One of my colleagues just reported to me that one of our clients was kidnapped on Friday. Yes, kidnapped.

The kidnappers were her relatives, who were upset at the lawsuit that our client had hired us to file and prosecute. They intimidated her into a car, drove her down to the courthouse in downtown Los Angeles, and told her that they’d leave her there without a phone, money, or keys unless she signed a request for dismissal form.1 She complied and was rewarded with a trip back home.

Upon receiving the request for dismissal, the clerk called my colleague up and said that it “looked fishy” so she was seeking some clarification before she filed it. And no, we hadn’t authorized a dismissal. So the moral of the story is, a good clerk is among the most valuable things a court can have.


Photo by inkjetprinter

  1. Bear in mind, she lives in an exurban community north of a rugged mountain range about two hours’ drive from downtown. []

Constitutional Nondefense

For one of those days when I really need something to help me sleep, or the next time I get an argument about a politician declining to defend a state’s law because it’s unconstitutional, there’s a 70+ page survey and analysis available in Columbia Law Review.  The upshot is basically that a blurring of the line between law and politics is going to be inevitable, and moreso in an era of closely divided government and high partisan tensions. Decent survey of such decisions, inspired, of course, by a rash of decline-to-defend decisions with respect to defense of marriage laws.

According to the author, the standard is, or at least ought to be, good faith, acknowledging that day-to-day political issues are inevitably going to play a part in making these sorts of decisions:

So long as executive officials seek in good faith to engage in genuine interpretation of what the Constitution requires, the fact that their interpretive approaches are not identical to those engaged in by judicial actors does not render them illegitimate, or purely political. 114 Colum. L. Rev. 213, 281.

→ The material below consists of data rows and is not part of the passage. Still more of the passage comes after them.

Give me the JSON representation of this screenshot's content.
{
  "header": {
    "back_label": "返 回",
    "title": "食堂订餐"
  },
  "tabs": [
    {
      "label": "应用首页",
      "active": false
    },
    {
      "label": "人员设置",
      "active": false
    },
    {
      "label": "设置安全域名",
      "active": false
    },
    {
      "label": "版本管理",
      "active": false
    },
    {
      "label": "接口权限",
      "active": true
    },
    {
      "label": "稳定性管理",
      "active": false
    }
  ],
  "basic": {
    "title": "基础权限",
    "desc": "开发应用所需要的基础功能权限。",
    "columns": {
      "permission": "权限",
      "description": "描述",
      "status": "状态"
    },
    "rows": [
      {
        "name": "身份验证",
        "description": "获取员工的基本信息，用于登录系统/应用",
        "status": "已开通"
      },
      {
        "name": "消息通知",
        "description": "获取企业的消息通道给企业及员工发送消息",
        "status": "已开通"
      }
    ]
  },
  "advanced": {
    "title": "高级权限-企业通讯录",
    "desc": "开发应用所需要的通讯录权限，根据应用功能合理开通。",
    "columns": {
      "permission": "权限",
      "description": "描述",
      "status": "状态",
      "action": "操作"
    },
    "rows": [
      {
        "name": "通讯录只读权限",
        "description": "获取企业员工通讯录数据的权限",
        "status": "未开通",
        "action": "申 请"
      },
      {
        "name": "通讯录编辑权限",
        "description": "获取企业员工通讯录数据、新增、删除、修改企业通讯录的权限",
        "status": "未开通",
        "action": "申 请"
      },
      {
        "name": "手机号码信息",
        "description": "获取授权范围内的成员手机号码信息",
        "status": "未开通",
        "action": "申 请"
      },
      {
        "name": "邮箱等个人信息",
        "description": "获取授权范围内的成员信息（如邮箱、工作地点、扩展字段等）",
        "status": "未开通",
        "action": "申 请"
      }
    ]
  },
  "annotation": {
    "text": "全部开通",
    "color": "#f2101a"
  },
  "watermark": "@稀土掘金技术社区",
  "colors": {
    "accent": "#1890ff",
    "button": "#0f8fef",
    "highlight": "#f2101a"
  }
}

This sounds good as a restatement of existing law and practice, but it doesn’t tackle the problem that “good faith” may be something that partisan opponents will be reluctant to concede. That, however, is probably a purely political problem rather than a legal one.